| Your goal |
Check every line of the material below for "JSON". Give the number of lines that have it, and only that.

| Input records |
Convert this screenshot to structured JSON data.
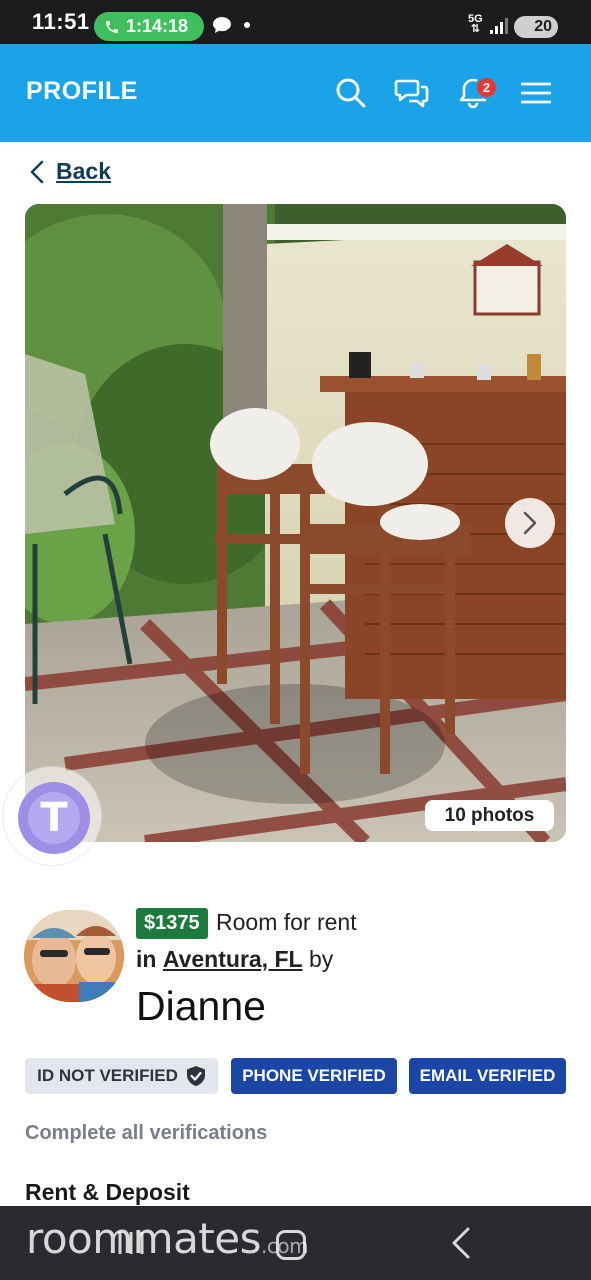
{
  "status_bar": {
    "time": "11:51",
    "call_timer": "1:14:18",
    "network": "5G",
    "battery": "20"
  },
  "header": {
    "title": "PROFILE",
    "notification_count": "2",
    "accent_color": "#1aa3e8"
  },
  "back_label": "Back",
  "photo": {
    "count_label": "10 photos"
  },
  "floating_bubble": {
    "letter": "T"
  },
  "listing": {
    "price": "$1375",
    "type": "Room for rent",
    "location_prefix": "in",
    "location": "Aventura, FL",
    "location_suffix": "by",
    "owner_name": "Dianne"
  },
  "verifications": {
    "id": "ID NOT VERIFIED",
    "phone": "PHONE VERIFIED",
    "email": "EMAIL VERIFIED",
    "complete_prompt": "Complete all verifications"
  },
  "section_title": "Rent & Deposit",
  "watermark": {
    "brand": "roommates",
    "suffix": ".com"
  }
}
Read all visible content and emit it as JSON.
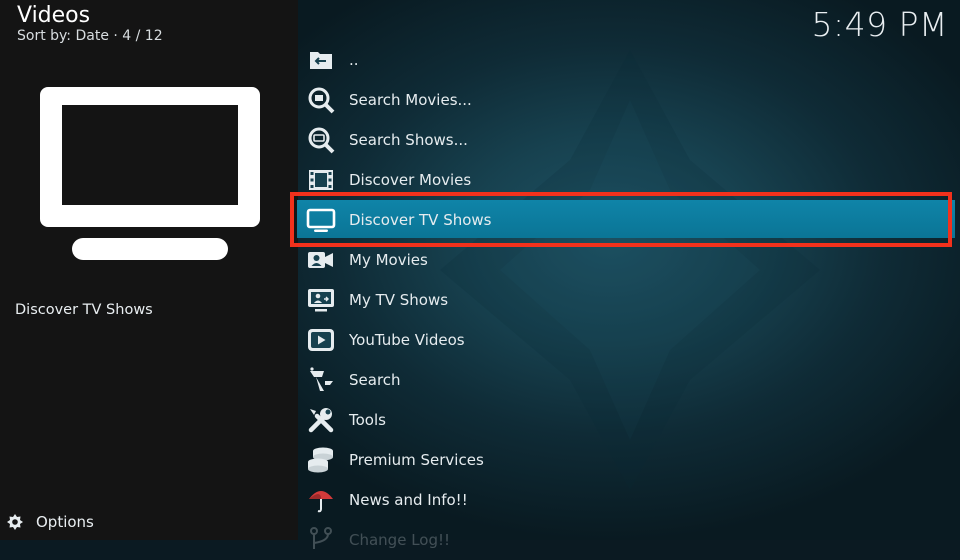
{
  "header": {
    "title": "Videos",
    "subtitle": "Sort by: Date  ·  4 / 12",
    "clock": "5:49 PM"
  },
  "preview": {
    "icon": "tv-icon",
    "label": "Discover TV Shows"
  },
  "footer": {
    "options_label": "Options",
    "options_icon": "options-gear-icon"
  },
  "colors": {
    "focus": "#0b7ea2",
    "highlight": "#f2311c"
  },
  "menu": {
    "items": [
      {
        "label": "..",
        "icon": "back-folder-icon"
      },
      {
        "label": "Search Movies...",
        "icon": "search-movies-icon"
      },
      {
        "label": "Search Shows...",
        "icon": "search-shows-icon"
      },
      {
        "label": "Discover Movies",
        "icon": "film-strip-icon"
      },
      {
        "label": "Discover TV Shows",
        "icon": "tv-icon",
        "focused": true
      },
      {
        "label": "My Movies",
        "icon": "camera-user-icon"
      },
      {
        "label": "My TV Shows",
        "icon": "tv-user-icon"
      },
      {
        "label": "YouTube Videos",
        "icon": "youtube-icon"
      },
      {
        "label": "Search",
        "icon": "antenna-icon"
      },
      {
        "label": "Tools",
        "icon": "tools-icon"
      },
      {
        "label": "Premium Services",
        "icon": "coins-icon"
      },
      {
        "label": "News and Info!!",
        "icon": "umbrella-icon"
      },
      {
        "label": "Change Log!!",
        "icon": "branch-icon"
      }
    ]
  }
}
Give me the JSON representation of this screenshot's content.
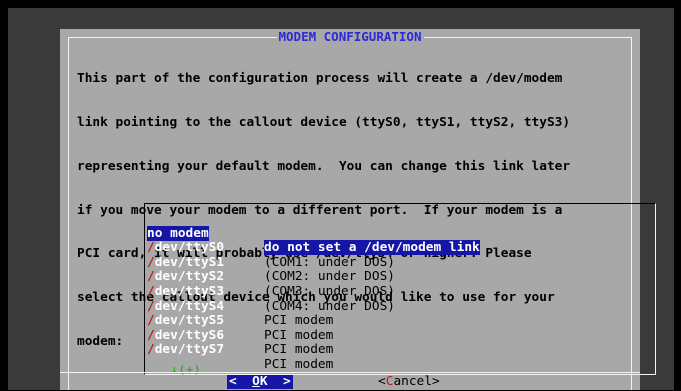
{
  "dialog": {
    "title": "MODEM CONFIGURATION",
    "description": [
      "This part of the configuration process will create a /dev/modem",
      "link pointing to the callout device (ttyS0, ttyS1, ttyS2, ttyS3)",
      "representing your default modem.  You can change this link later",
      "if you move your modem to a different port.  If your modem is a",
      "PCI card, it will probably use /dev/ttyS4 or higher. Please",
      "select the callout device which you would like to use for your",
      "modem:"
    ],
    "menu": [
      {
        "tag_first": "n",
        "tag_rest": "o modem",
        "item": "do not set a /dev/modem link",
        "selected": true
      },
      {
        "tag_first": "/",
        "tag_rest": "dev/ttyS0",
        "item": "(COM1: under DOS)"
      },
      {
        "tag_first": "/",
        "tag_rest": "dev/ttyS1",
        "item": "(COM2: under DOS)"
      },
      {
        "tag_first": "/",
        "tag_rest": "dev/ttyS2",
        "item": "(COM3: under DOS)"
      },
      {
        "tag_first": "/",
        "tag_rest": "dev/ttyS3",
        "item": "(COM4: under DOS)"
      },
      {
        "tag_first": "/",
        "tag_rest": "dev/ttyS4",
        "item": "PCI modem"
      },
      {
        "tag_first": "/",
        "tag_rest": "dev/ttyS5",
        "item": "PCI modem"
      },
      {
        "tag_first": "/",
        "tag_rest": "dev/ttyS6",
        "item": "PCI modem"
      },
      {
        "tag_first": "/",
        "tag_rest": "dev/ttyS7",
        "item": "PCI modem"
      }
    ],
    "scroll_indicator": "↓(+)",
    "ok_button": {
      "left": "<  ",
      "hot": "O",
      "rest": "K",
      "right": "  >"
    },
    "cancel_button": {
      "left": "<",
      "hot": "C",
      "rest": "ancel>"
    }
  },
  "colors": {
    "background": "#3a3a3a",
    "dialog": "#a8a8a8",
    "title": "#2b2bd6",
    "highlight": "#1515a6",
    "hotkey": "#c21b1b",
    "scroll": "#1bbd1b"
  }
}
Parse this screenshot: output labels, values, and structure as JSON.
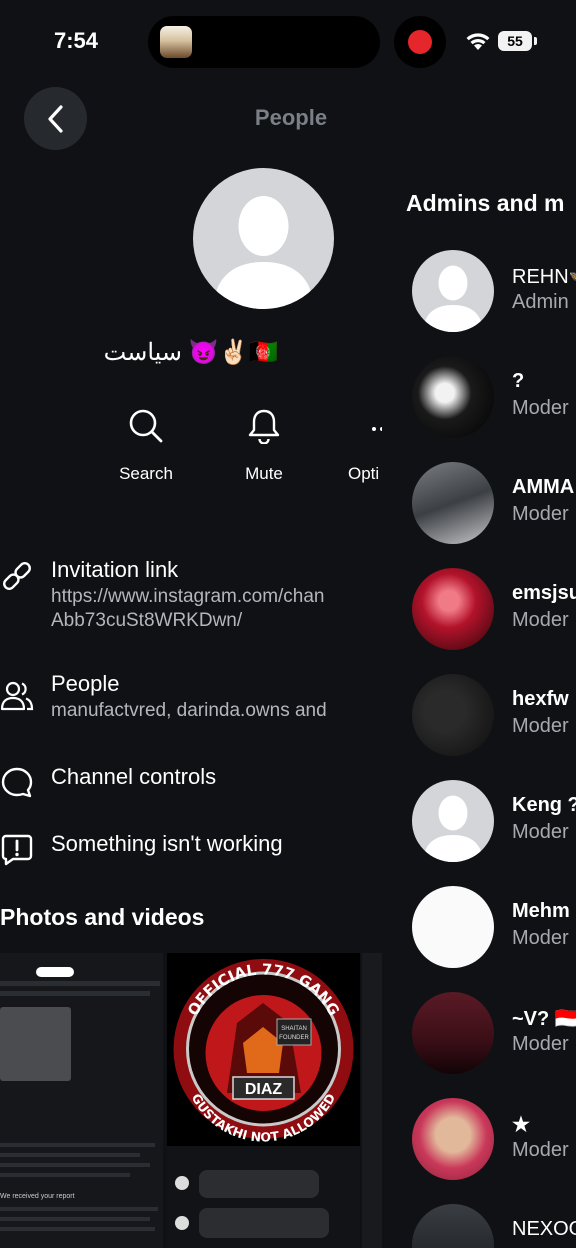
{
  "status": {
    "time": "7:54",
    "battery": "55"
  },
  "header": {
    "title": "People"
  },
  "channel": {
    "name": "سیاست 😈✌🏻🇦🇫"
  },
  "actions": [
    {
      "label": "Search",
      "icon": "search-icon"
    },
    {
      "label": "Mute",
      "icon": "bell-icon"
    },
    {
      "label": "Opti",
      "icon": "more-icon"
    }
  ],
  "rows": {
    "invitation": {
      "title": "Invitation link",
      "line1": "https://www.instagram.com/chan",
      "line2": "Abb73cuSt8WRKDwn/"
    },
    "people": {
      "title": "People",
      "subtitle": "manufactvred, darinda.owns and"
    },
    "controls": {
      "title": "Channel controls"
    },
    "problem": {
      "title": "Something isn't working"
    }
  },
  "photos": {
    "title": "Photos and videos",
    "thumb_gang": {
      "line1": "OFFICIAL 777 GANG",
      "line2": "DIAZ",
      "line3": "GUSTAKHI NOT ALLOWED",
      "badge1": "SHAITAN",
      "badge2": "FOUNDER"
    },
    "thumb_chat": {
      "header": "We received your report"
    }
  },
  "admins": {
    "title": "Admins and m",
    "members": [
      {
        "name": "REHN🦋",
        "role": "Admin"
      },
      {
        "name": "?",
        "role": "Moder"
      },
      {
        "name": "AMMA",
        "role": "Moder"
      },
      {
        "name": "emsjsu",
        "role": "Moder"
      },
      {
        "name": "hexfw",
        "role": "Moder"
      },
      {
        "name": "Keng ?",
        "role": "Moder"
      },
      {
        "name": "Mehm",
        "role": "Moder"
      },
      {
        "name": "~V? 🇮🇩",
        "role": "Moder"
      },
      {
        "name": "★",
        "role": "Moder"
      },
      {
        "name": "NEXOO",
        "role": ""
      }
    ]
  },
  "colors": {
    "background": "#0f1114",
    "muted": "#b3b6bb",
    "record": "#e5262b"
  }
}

| Answer for this exercise |
4